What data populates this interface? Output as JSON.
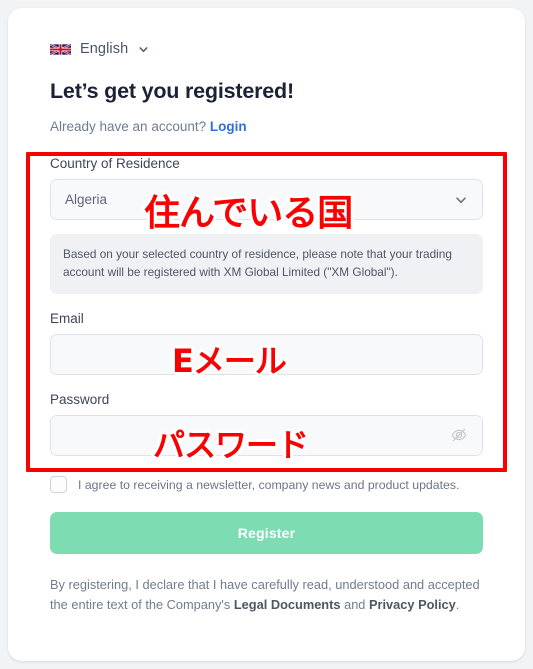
{
  "language_selector": {
    "flag_icon": "uk-flag-icon",
    "label": "English",
    "chevron_icon": "chevron-down-icon"
  },
  "heading": {
    "title": "Let’s get you registered!",
    "subtitle_prefix": "Already have an account? ",
    "login_label": "Login"
  },
  "form": {
    "country": {
      "label": "Country of Residence",
      "value": "Algeria",
      "chevron_icon": "chevron-down-icon"
    },
    "notice": "Based on your selected country of residence, please note that your trading account will be registered with XM Global Limited (\"XM Global\").",
    "email": {
      "label": "Email",
      "value": "",
      "placeholder": ""
    },
    "password": {
      "label": "Password",
      "value": "",
      "placeholder": "",
      "toggle_icon": "eye-off-icon"
    },
    "newsletter": {
      "label": "I agree to receiving a newsletter, company news and product updates.",
      "checked": false
    },
    "submit_label": "Register"
  },
  "legal": {
    "part1": "By registering, I declare that I have carefully read, understood and accepted the entire text of the Company's ",
    "link1": "Legal Documents",
    "part2": " and ",
    "link2": "Privacy Policy",
    "part3": "."
  },
  "annotations": {
    "country": "住んでいる国",
    "email": "Eメール",
    "password": "パスワード",
    "highlight_color": "#fb0000"
  },
  "colors": {
    "page_background": "#f2f3f5",
    "card_background": "#ffffff",
    "accent_link": "#2f6ee0",
    "button": "#7ddcb2",
    "heading": "#1b2236",
    "annotation": "#fb0000"
  }
}
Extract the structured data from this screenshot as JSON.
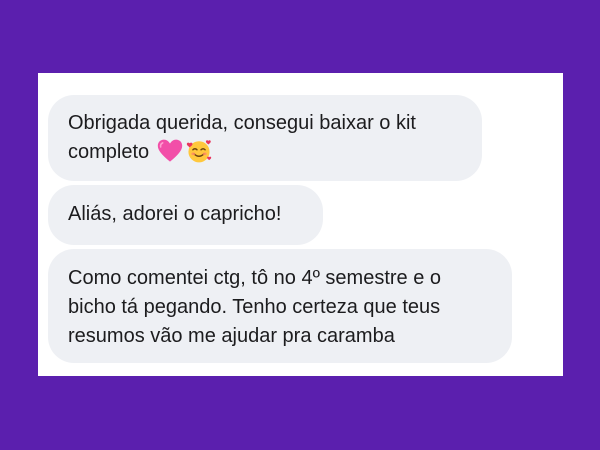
{
  "messages": [
    {
      "lines": [
        "Obrigada querida, consegui baixar o kit",
        "completo"
      ],
      "emojis": [
        "pink-heart-emoji",
        "smiling-face-with-hearts-emoji"
      ]
    },
    {
      "lines": [
        "Aliás, adorei o capricho!"
      ]
    },
    {
      "lines": [
        "Como comentei ctg, tô no 4º semestre e o",
        "bicho tá pegando. Tenho certeza que teus",
        "resumos vão me ajudar pra caramba"
      ]
    }
  ],
  "colors": {
    "background": "#5b1fae",
    "card": "#ffffff",
    "bubble": "#eef0f4",
    "text": "#1c1c1e",
    "heart": "#f24fa8",
    "emoji_face": "#ffc83d"
  }
}
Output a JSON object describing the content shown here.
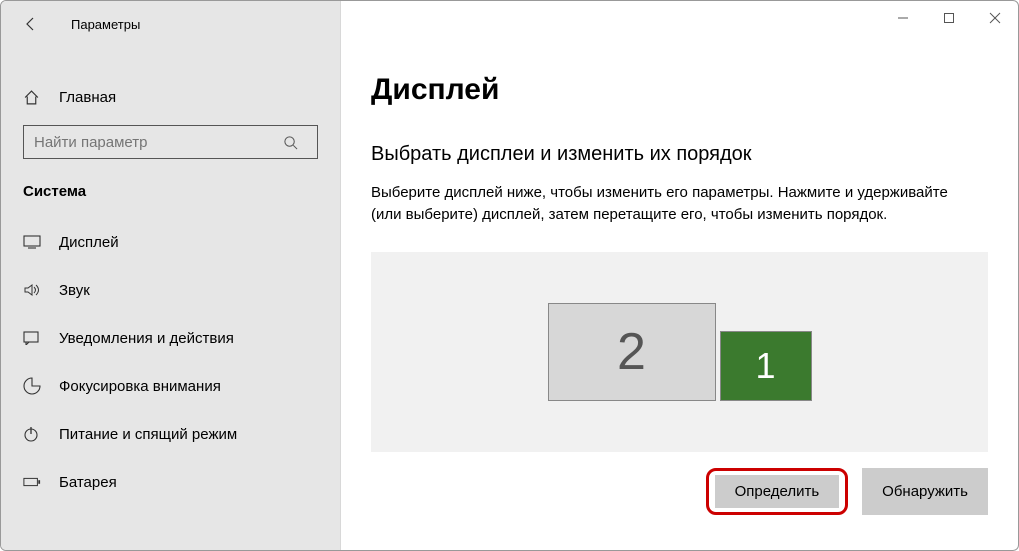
{
  "window": {
    "title": "Параметры"
  },
  "sidebar": {
    "home": "Главная",
    "search_placeholder": "Найти параметр",
    "category": "Система",
    "items": [
      {
        "label": "Дисплей"
      },
      {
        "label": "Звук"
      },
      {
        "label": "Уведомления и действия"
      },
      {
        "label": "Фокусировка внимания"
      },
      {
        "label": "Питание и спящий режим"
      },
      {
        "label": "Батарея"
      }
    ]
  },
  "main": {
    "title": "Дисплей",
    "subtitle": "Выбрать дисплеи и изменить их порядок",
    "description": "Выберите дисплей ниже, чтобы изменить его параметры. Нажмите и удерживайте (или выберите) дисплей, затем перетащите его, чтобы изменить порядок.",
    "display_labels": {
      "primary": "1",
      "secondary": "2"
    },
    "buttons": {
      "identify": "Определить",
      "detect": "Обнаружить"
    }
  }
}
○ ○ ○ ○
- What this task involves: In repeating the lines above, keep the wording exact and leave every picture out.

- Exercise result:
What data populates this interface? Output as JSON.
{
  "language_selector": {
    "flag_icon": "uk-flag-icon",
    "label": "English",
    "chevron_icon": "chevron-down-icon"
  },
  "heading": {
    "title": "Let’s get you registered!",
    "subtitle_prefix": "Already have an account? ",
    "login_label": "Login"
  },
  "form": {
    "country": {
      "label": "Country of Residence",
      "value": "Algeria",
      "chevron_icon": "chevron-down-icon"
    },
    "notice": "Based on your selected country of residence, please note that your trading account will be registered with XM Global Limited (\"XM Global\").",
    "email": {
      "label": "Email",
      "value": "",
      "placeholder": ""
    },
    "password": {
      "label": "Password",
      "value": "",
      "placeholder": "",
      "toggle_icon": "eye-off-icon"
    },
    "newsletter": {
      "label": "I agree to receiving a newsletter, company news and product updates.",
      "checked": false
    },
    "submit_label": "Register"
  },
  "legal": {
    "part1": "By registering, I declare that I have carefully read, understood and accepted the entire text of the Company's ",
    "link1": "Legal Documents",
    "part2": " and ",
    "link2": "Privacy Policy",
    "part3": "."
  },
  "annotations": {
    "country": "住んでいる国",
    "email": "Eメール",
    "password": "パスワード",
    "highlight_color": "#fb0000"
  },
  "colors": {
    "page_background": "#f2f3f5",
    "card_background": "#ffffff",
    "accent_link": "#2f6ee0",
    "button": "#7ddcb2",
    "heading": "#1b2236",
    "annotation": "#fb0000"
  }
}
Extract the structured data from this screenshot as JSON.
{
  "messages": [
    {
      "lines": [
        "Obrigada querida, consegui baixar o kit",
        "completo"
      ],
      "emojis": [
        "pink-heart-emoji",
        "smiling-face-with-hearts-emoji"
      ]
    },
    {
      "lines": [
        "Aliás, adorei o capricho!"
      ]
    },
    {
      "lines": [
        "Como comentei ctg, tô no 4º semestre e o",
        "bicho tá pegando. Tenho certeza que teus",
        "resumos vão me ajudar pra caramba"
      ]
    }
  ],
  "colors": {
    "background": "#5b1fae",
    "card": "#ffffff",
    "bubble": "#eef0f4",
    "text": "#1c1c1e",
    "heart": "#f24fa8",
    "emoji_face": "#ffc83d"
  }
}
Output a JSON object describing the content shown here.
{
  "window": {
    "title": "Параметры"
  },
  "sidebar": {
    "home": "Главная",
    "search_placeholder": "Найти параметр",
    "category": "Система",
    "items": [
      {
        "label": "Дисплей"
      },
      {
        "label": "Звук"
      },
      {
        "label": "Уведомления и действия"
      },
      {
        "label": "Фокусировка внимания"
      },
      {
        "label": "Питание и спящий режим"
      },
      {
        "label": "Батарея"
      }
    ]
  },
  "main": {
    "title": "Дисплей",
    "subtitle": "Выбрать дисплеи и изменить их порядок",
    "description": "Выберите дисплей ниже, чтобы изменить его параметры. Нажмите и удерживайте (или выберите) дисплей, затем перетащите его, чтобы изменить порядок.",
    "display_labels": {
      "primary": "1",
      "secondary": "2"
    },
    "buttons": {
      "identify": "Определить",
      "detect": "Обнаружить"
    }
  }
}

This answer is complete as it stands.